Problem to work on ->
Scan the records for "content". Show the matching lines.

[Interface dataset entries]
Start of Block

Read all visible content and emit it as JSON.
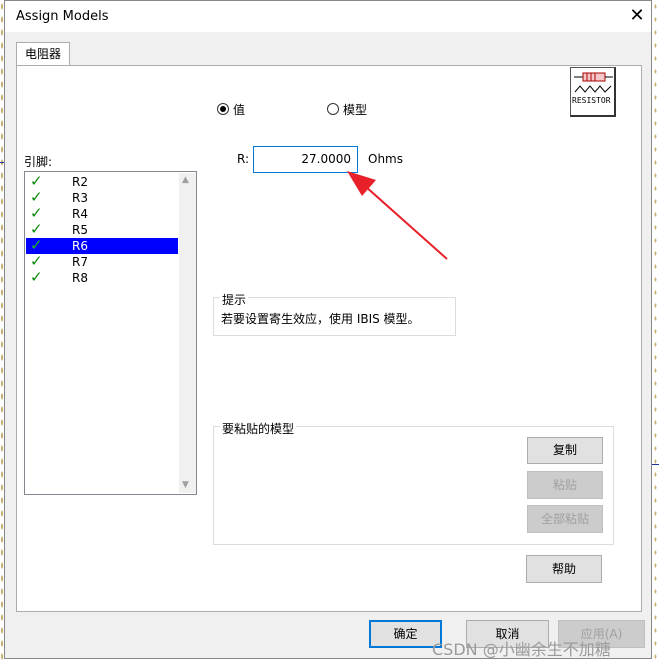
{
  "window": {
    "title": "Assign Models"
  },
  "tabs": [
    {
      "label": "电阻器"
    }
  ],
  "mode": {
    "value_label": "值",
    "model_label": "模型",
    "selected": "value"
  },
  "symbol": {
    "label": "RESISTOR"
  },
  "pins": {
    "label": "引脚:",
    "items": [
      {
        "label": "R2",
        "checked": true
      },
      {
        "label": "R3",
        "checked": true
      },
      {
        "label": "R4",
        "checked": true
      },
      {
        "label": "R5",
        "checked": true
      },
      {
        "label": "R6",
        "checked": true,
        "selected": true
      },
      {
        "label": "R7",
        "checked": true
      },
      {
        "label": "R8",
        "checked": true
      }
    ]
  },
  "resistance": {
    "label": "R:",
    "value": "27.0000",
    "unit": "Ohms"
  },
  "hint": {
    "title": "提示",
    "text": "若要设置寄生效应，使用 IBIS 模型。"
  },
  "paste_group": {
    "title": "要粘贴的模型",
    "copy": "复制",
    "paste": "粘贴",
    "paste_all": "全部粘贴"
  },
  "help_button": "帮助",
  "footer": {
    "ok": "确定",
    "cancel": "取消",
    "apply": "应用(A)"
  },
  "watermark": "CSDN @小幽余生不加糖",
  "colors": {
    "selection": "#0000ff",
    "check": "#0a8a0a",
    "annotation_arrow": "#e8202a",
    "focus": "#0078d7"
  }
}
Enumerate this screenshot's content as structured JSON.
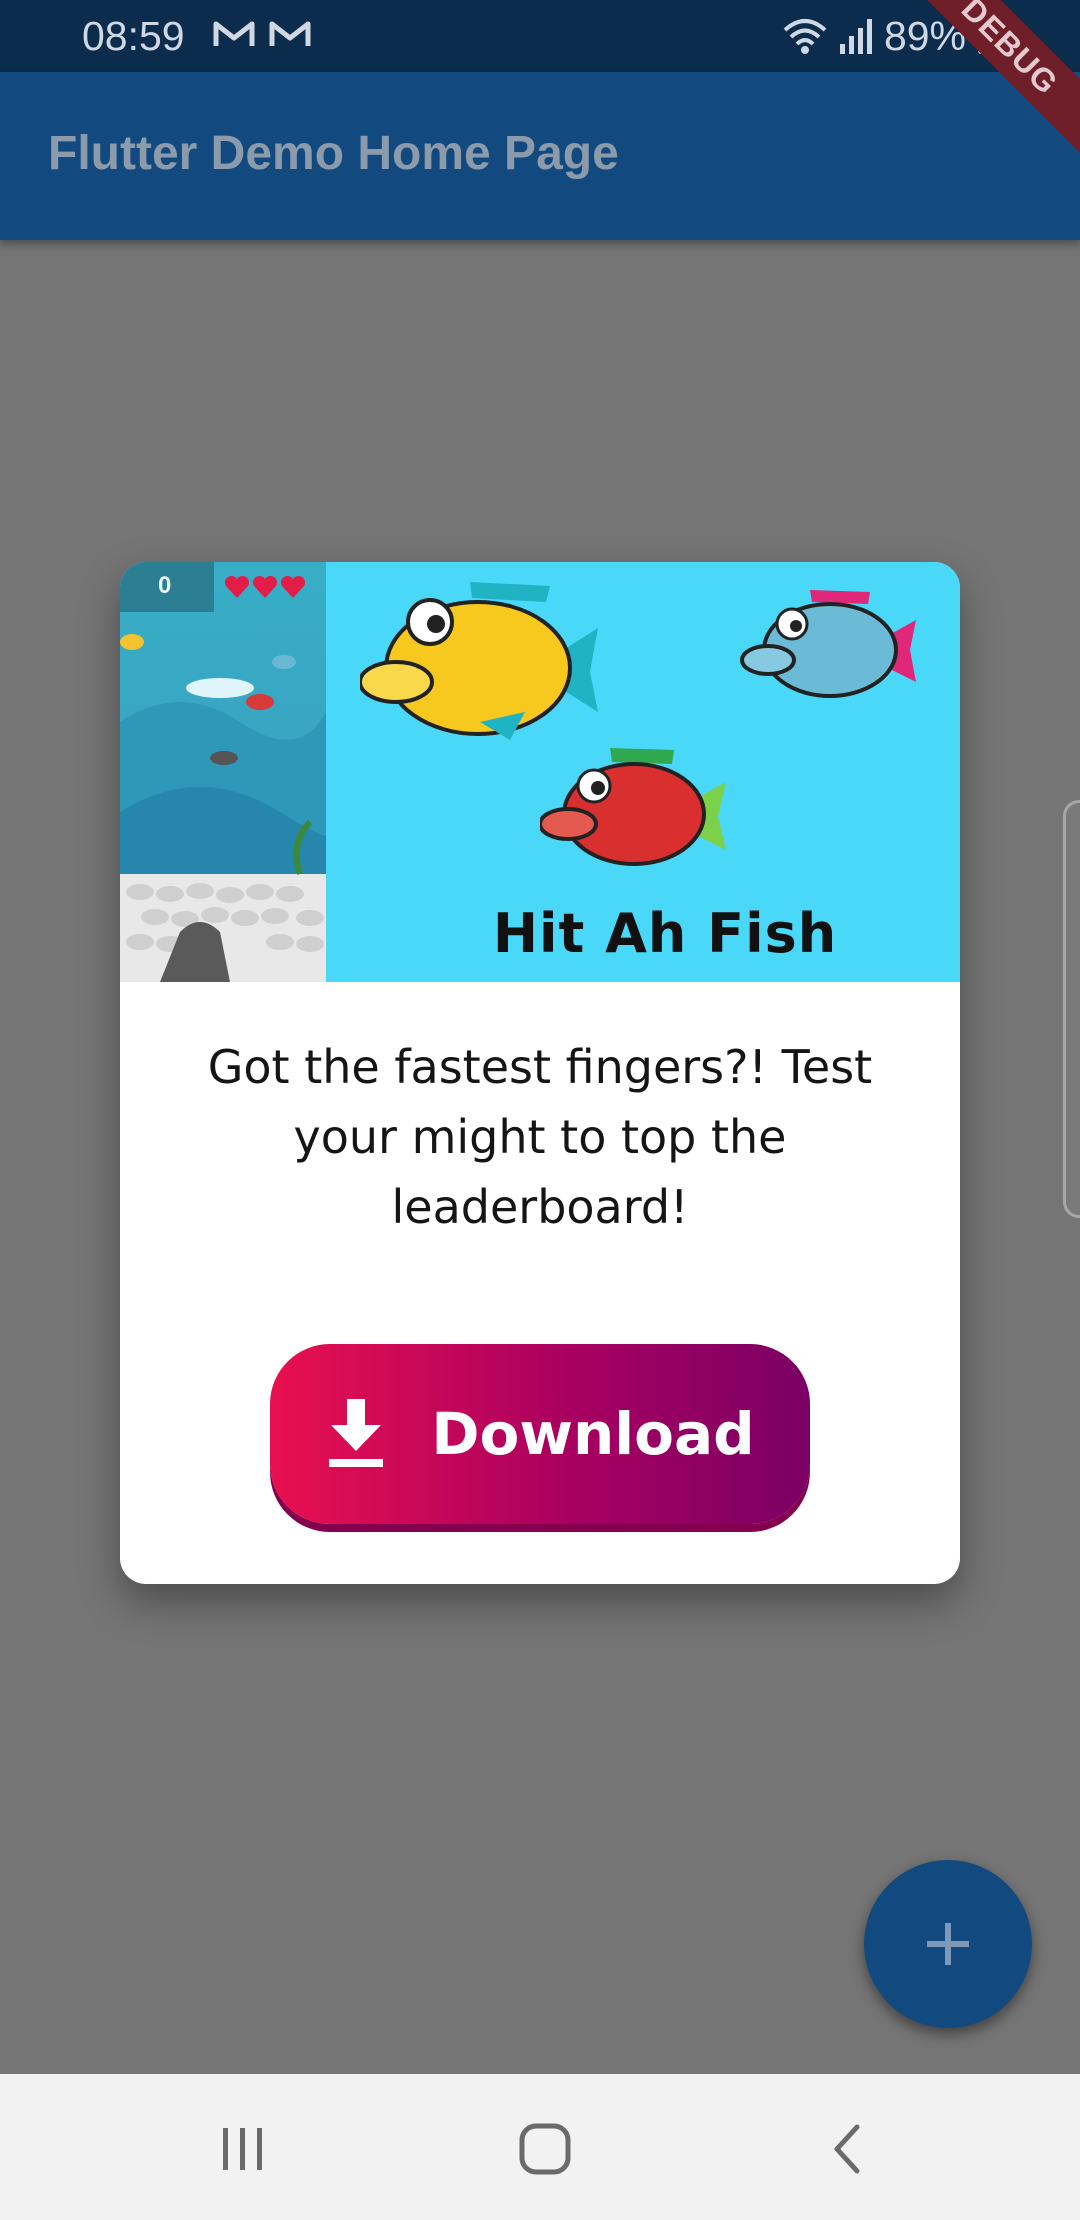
{
  "status_bar": {
    "time": "08:59",
    "notification_icons": [
      "gmail-icon",
      "gmail-icon"
    ],
    "battery_percent": "89%",
    "icons": [
      "wifi-icon",
      "signal-icon",
      "battery-charging-icon"
    ]
  },
  "app_bar": {
    "title": "Flutter Demo Home Page",
    "debug_banner": "DEBUG"
  },
  "dialog": {
    "banner_title": "Hit Ah Fish",
    "game_hud_score": "0",
    "message": "Got the fastest fingers?! Test your might to top the leaderboard!",
    "download_button": {
      "label": "Download",
      "icon": "download-icon",
      "gradient_start": "#e8104f",
      "gradient_end": "#7a0064"
    }
  },
  "fab": {
    "icon": "plus-icon",
    "color": "#124a80"
  },
  "nav_bar": {
    "buttons": [
      "recent-apps-icon",
      "home-icon",
      "back-icon"
    ]
  },
  "colors": {
    "scrim": "#757575",
    "app_bar": "#124a80",
    "status_bar": "#0b2c4d",
    "banner_background": "#4ad8f8"
  }
}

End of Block

Exercise result ->
Read all visible content and emit it as JSON.
Enumerate this screenshot's content as structured JSON.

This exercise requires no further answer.